Discussion in 'Goats' started by trixiwick, Jul 11, 2005.

  1. trixiwick

    trixiwick bunny slave

    Jun 9, 2004
    Southeastern PA
    We have a bunch of young Buff Orpington hens which we're keeping in a big wire-and-wood coop at present, but which I am thinking about putting into the goat pasture. My hope is that they will help keep the insect level down and also keep our two pygmy does company once we sell off the last of this year's kids.

    Is there a downside to this, healthwise, for either goats or chickens? Would chickens fly right out of a 4' fenced area unless we clipped their wings? If they flew out, would they come back? Are the goats going to want to eat the chicken feed, and if so, how do I deal with that? Any input from more experienced folks would be greatly appreciated!
  2. rainedaze

    rainedaze Well-Known Member

    Sep 7, 2004
    This is just our experience and it may not be the same for everyone. Our chickens would roost on 6-8' fences as we did not clip their wings. My husband ended up capping the tops of their pens. Yes, our goats did try to eat the chicken feed every chance they got. I had to give the goats their feed first and then feed the chickens while the goats were eating. I still had one that was very sassy and would come running to eat the chicken feed.

    This is just what my vet said about chickens and goats going together. The chickens can at times get different diseases such as semonila and this comes out in their poop. This could cause the goats to get sick. Many people I know do it though so I am not sure how often this happens.

  3. bill not in oh

    bill not in oh Well-Known Member

    Jul 27, 2004
    The short answer is yes, goats and chickens are fine together. As with all animals (including humans) it gets down to management. If you have 20 chickens and three goats sharing an acre of pasture, it's a very different situation than if you have 200 chickens and 50 goats on that same acre. Somewhere in between those two models it becomes a health issue for one or both of the species, as well as a pasture management issue. Finding the balance in stock densities where multiple species benefit each other is an inexact science. Take a look at what you are trying to achieve and blend species of animals to complement your goals while not degrading the pasture/food supplies.
  4. Jen H
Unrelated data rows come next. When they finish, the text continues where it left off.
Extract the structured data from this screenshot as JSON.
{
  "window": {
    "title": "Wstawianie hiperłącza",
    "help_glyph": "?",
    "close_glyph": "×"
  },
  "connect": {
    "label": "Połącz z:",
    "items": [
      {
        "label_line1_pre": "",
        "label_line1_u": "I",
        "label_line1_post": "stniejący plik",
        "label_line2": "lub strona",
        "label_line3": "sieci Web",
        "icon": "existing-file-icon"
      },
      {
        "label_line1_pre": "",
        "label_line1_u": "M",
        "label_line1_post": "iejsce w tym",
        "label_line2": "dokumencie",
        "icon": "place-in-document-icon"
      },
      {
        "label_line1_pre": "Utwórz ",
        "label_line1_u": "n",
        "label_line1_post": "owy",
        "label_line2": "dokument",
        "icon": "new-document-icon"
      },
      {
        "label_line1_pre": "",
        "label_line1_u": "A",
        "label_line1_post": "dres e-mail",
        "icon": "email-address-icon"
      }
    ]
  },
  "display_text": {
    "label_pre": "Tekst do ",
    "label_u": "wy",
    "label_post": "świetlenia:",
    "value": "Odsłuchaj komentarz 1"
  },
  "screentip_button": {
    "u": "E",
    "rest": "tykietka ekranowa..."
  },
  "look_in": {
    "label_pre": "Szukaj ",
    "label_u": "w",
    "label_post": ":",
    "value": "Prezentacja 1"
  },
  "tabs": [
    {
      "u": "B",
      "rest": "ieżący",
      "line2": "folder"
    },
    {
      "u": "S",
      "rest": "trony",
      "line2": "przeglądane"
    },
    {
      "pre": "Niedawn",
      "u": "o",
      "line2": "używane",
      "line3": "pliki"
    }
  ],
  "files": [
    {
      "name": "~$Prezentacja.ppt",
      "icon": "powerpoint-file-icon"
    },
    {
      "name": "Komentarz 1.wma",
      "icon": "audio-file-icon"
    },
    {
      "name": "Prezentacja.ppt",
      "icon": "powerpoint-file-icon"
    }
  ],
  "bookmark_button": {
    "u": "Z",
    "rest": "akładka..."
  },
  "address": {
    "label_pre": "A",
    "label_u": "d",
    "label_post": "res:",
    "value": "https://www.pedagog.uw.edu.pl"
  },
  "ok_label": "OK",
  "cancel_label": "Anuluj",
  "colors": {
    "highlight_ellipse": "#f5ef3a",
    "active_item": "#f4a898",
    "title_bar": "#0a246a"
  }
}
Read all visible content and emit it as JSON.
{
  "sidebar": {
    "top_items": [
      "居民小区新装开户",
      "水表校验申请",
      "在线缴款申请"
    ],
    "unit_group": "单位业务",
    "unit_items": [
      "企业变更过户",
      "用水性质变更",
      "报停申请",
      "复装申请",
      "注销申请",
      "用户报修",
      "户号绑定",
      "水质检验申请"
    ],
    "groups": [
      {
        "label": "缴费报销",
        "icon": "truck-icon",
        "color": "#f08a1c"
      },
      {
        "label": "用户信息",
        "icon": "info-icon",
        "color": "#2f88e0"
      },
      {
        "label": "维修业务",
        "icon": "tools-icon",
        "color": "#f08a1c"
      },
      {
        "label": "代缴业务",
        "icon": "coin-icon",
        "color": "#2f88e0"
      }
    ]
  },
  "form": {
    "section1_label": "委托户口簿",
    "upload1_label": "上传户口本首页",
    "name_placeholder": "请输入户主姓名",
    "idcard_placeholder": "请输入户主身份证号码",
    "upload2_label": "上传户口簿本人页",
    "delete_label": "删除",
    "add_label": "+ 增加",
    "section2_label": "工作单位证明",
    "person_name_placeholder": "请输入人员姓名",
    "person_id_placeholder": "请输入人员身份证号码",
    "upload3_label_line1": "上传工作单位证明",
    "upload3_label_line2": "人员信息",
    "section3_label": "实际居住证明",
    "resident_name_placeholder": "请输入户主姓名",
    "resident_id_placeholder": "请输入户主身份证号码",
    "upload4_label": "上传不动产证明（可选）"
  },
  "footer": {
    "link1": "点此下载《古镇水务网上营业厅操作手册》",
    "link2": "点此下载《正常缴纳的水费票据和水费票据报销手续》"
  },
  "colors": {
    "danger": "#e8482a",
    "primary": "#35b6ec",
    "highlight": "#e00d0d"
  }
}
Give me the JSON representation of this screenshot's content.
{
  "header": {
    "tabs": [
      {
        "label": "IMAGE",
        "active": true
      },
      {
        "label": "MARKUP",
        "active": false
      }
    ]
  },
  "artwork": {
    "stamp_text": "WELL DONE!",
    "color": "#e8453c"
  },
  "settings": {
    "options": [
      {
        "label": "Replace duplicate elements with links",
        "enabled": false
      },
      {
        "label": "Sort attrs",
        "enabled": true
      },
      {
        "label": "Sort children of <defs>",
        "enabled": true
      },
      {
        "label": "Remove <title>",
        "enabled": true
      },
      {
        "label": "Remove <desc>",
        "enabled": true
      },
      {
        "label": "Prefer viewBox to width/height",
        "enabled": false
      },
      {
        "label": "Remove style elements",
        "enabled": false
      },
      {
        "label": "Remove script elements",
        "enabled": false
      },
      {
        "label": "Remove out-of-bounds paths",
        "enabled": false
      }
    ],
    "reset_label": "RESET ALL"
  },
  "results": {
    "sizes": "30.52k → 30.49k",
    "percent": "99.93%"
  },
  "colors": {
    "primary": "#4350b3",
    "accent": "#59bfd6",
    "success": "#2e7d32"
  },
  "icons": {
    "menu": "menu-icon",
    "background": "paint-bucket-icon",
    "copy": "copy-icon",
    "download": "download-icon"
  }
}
    Jen H Well-Known Member

    Jun 16, 2004
    I currently have 24 chickens in the pasture with the goats (soon to be 10 chickens when the roosters go to freezer camp). They get along fine.

    Keep the chickens enclosed in their coop for a week after you move it into the pasture. Then they'll come back to the coop at night - or come close to the coop, I have to scoop up the occasional chicken roosting somewhere stupid. I have to remove the chicken feed before I let the goats out to pasture, otherwise they'll get into the coop and destroy things getting to the feed. I set the chicken feed back out in the coop in the evening after the goats are back in their barn for the night.